"""

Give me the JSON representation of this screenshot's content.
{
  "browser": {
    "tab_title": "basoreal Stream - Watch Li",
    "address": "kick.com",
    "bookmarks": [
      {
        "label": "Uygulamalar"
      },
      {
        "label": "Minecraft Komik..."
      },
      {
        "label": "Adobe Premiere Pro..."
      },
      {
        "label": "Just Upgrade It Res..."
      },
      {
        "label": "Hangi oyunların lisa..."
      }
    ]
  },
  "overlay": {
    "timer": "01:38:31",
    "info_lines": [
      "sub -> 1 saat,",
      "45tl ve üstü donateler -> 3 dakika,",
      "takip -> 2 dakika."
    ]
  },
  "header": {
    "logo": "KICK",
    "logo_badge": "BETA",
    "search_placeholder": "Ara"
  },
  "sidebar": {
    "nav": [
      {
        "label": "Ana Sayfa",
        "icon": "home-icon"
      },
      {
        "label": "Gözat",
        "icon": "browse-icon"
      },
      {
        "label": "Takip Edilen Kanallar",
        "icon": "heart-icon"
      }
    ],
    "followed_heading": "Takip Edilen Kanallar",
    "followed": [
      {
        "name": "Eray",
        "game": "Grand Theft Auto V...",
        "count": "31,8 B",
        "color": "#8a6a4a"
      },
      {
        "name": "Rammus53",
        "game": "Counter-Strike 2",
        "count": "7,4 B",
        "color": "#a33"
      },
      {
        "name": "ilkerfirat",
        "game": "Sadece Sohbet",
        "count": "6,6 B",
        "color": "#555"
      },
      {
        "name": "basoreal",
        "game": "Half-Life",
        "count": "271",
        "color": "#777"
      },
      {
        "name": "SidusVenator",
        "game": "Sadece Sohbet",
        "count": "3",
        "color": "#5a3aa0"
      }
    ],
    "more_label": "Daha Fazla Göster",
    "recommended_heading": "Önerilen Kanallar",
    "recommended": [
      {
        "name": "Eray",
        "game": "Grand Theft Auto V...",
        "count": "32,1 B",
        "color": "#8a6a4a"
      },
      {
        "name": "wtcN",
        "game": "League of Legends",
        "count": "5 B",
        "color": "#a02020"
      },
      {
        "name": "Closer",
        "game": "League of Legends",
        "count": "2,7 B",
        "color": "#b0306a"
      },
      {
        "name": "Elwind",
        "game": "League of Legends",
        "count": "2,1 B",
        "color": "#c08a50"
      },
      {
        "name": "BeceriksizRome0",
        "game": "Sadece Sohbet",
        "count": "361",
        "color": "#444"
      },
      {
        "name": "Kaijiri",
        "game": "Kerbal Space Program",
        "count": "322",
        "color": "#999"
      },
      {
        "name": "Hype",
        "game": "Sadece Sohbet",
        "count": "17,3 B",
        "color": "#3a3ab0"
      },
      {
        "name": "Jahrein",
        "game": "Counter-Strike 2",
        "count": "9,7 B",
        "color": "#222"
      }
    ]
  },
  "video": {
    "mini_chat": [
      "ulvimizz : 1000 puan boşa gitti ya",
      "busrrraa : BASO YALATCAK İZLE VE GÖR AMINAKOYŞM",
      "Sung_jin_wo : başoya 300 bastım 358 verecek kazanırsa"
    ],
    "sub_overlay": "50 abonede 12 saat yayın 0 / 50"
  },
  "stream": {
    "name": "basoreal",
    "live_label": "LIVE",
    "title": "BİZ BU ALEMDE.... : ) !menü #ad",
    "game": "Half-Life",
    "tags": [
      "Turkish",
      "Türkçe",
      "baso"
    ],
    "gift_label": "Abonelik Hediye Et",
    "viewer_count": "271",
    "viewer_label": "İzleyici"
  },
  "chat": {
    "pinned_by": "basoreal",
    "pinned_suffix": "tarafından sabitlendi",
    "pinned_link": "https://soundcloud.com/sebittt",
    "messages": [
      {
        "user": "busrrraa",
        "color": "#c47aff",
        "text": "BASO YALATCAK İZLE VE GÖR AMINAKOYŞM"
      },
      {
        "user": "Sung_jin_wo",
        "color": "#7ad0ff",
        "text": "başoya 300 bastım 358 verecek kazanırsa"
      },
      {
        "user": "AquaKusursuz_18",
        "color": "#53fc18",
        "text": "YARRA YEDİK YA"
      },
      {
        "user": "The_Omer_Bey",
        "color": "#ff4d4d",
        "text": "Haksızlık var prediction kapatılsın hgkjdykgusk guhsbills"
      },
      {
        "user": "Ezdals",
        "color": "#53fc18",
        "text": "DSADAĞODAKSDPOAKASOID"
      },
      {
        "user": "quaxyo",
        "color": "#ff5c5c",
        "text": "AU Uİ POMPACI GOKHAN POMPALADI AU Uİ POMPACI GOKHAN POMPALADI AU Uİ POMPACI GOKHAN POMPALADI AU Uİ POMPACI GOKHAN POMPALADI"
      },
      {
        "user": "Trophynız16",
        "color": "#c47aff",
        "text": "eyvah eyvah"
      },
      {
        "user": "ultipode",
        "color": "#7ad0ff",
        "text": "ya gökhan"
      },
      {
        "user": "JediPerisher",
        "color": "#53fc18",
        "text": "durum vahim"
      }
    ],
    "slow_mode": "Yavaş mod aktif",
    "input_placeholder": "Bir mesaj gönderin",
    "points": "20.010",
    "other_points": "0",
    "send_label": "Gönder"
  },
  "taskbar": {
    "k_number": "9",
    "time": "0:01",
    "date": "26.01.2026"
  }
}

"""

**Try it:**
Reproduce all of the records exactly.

**Task output:**
Give me the JSON representation of this screenshot's content.
{
  "browser": {
    "tab_title": "basoreal Stream - Watch Li",
    "address": "kick.com",
    "bookmarks": [
      {
        "label": "Uygulamalar"
      },
      {
        "label": "Minecraft Komik..."
      },
      {
        "label": "Adobe Premiere Pro..."
      },
      {
        "label": "Just Upgrade It Res..."
      },
      {
        "label": "Hangi oyunların lisa..."
      }
    ]
  },
  "overlay": {
    "timer": "01:38:31",
    "info_lines": [
      "sub -> 1 saat,",
      "45tl ve üstü donateler -> 3 dakika,",
      "takip -> 2 dakika."
    ]
  },
  "header": {
    "logo": "KICK",
    "logo_badge": "BETA",
    "search_placeholder": "Ara"
  },
  "sidebar": {
    "nav": [
      {
        "label": "Ana Sayfa",
        "icon": "home-icon"
      },
      {
        "label": "Gözat",
        "icon": "browse-icon"
      },
      {
        "label": "Takip Edilen Kanallar",
        "icon": "heart-icon"
      }
    ],
    "followed_heading": "Takip Edilen Kanallar",
    "followed": [
      {
        "name": "Eray",
        "game": "Grand Theft Auto V...",
        "count": "31,8 B",
        "color": "#8a6a4a"
      },
      {
        "name": "Rammus53",
        "game": "Counter-Strike 2",
        "count": "7,4 B",
        "color": "#a33"
      },
      {
        "name": "ilkerfirat",
        "game": "Sadece Sohbet",
        "count": "6,6 B",
        "color": "#555"
      },
      {
        "name": "basoreal",
        "game": "Half-Life",
        "count": "271",
        "color": "#777"
      },
      {
        "name": "SidusVenator",
        "game": "Sadece Sohbet",
        "count": "3",
        "color": "#5a3aa0"
      }
    ],
    "more_label": "Daha Fazla Göster",
    "recommended_heading": "Önerilen Kanallar",
    "recommended": [
      {
        "name": "Eray",
        "game": "Grand Theft Auto V...",
        "count": "32,1 B",
        "color": "#8a6a4a"
      },
      {
        "name": "wtcN",
        "game": "League of Legends",
        "count": "5 B",
        "color": "#a02020"
      },
      {
        "name": "Closer",
        "game": "League of Legends",
        "count": "2,7 B",
        "color": "#b0306a"
      },
      {
        "name": "Elwind",
        "game": "League of Legends",
        "count": "2,1 B",
        "color": "#c08a50"
      },
      {
        "name": "BeceriksizRome0",
        "game": "Sadece Sohbet",
        "count": "361",
        "color": "#444"
      },
      {
        "name": "Kaijiri",
        "game": "Kerbal Space Program",
        "count": "322",
        "color": "#999"
      },
      {
        "name": "Hype",
        "game": "Sadece Sohbet",
        "count": "17,3 B",
        "color": "#3a3ab0"
      },
      {
        "name": "Jahrein",
        "game": "Counter-Strike 2",
        "count": "9,7 B",
        "color": "#222"
      }
    ]
  },
  "video": {
    "mini_chat": [
      "ulvimizz : 1000 puan boşa gitti ya",
      "busrrraa : BASO YALATCAK İZLE VE GÖR AMINAKOYŞM",
      "Sung_jin_wo : başoya 300 bastım 358 verecek kazanırsa"
    ],
    "sub_overlay": "50 abonede 12 saat yayın 0 / 50"
  },
  "stream": {
    "name": "basoreal",
    "live_label": "LIVE",
    "title": "BİZ BU ALEMDE.... : ) !menü #ad",
    "game": "Half-Life",
    "tags": [
      "Turkish",
      "Türkçe",
      "baso"
    ],
    "gift_label": "Abonelik Hediye Et",
    "viewer_count": "271",
    "viewer_label": "İzleyici"
  },
  "chat": {
    "pinned_by": "basoreal",
    "pinned_suffix": "tarafından sabitlendi",
    "pinned_link": "https://soundcloud.com/sebittt",
    "messages": [
      {
        "user": "busrrraa",
        "color": "#c47aff",
        "text": "BASO YALATCAK İZLE VE GÖR AMINAKOYŞM"
      },
      {
        "user": "Sung_jin_wo",
        "color": "#7ad0ff",
        "text": "başoya 300 bastım 358 verecek kazanırsa"
      },
      {
        "user": "AquaKusursuz_18",
        "color": "#53fc18",
        "text": "YARRA YEDİK YA"
      },
      {
        "user": "The_Omer_Bey",
        "color": "#ff4d4d",
        "text": "Haksızlık var prediction kapatılsın hgkjdykgusk guhsbills"
      },
      {
        "user": "Ezdals",
        "color": "#53fc18",
        "text": "DSADAĞODAKSDPOAKASOID"
      },
      {
        "user": "quaxyo",
        "color": "#ff5c5c",
        "text": "AU Uİ POMPACI GOKHAN POMPALADI AU Uİ POMPACI GOKHAN POMPALADI AU Uİ POMPACI GOKHAN POMPALADI AU Uİ POMPACI GOKHAN POMPALADI"
      },
      {
        "user": "Trophynız16",
        "color": "#c47aff",
        "text": "eyvah eyvah"
      },
      {
        "user": "ultipode",
        "color": "#7ad0ff",
        "text": "ya gökhan"
      },
      {
        "user": "JediPerisher",
        "color": "#53fc18",
        "text": "durum vahim"
      }
    ],
    "slow_mode": "Yavaş mod aktif",
    "input_placeholder": "Bir mesaj gönderin",
    "points": "20.010",
    "other_points": "0",
    "send_label": "Gönder"
  },
  "taskbar": {
    "k_number": "9",
    "time": "0:01",
    "date": "26.01.2026"
  }
}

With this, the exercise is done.